Ali trains a few miles away at the Concord Hotel. His camp is a bit more tranquil than usual. Because he was annoyed with the crowd around him in his camp in Michigan, Ali did his preliminary work in the vast desert quiet of Show Low, with only a few aides and his latest health guru, the comedian Dick Gregory, on hand. This atmosphere seems to have been brought from Show' Low to the Concord. Gregory has set up a special health room for Ali, with $600 blenders, baskets of carrots and fruit and every vitamin and mystical concoction known to man. "Hurry up! Hurry!" Gregory yells to the man at the blender. "The champ's ready for his carrot juice."

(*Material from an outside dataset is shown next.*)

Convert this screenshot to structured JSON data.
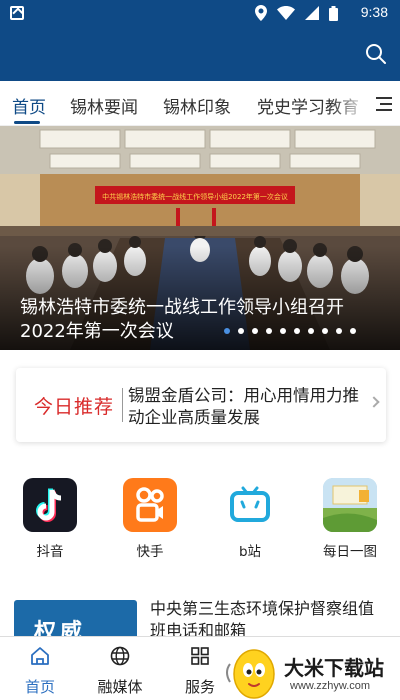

Ali does not say much about the two fights with Norton, but the party line goes like this: The first fight can be dismissed because, next to his attitude toward Jimmy Young and his preparation for that match, Ali has never been more contemptuous of an opponent or in worse condition; even on the morning before the fight he was romantically distracted. Erase also the second bout. Ali prepared well for this one: running hard, chopping down trees, drawing his strength from them, he said. The trouble was that he could not punch, could not keep Norton off because of his chronically sore hands, and besides he was worried about his jaw—whether it would hold up or not. "I boxed the last eight rounds of that fight with open gloves," says Ali. "Now my hands are like steel. I'm gonna blow him outta there! Can't have a man bein' champion who walks 'round like he did in that movie." He was alluding to Norton's highly sexual role in the plantation film called Drum.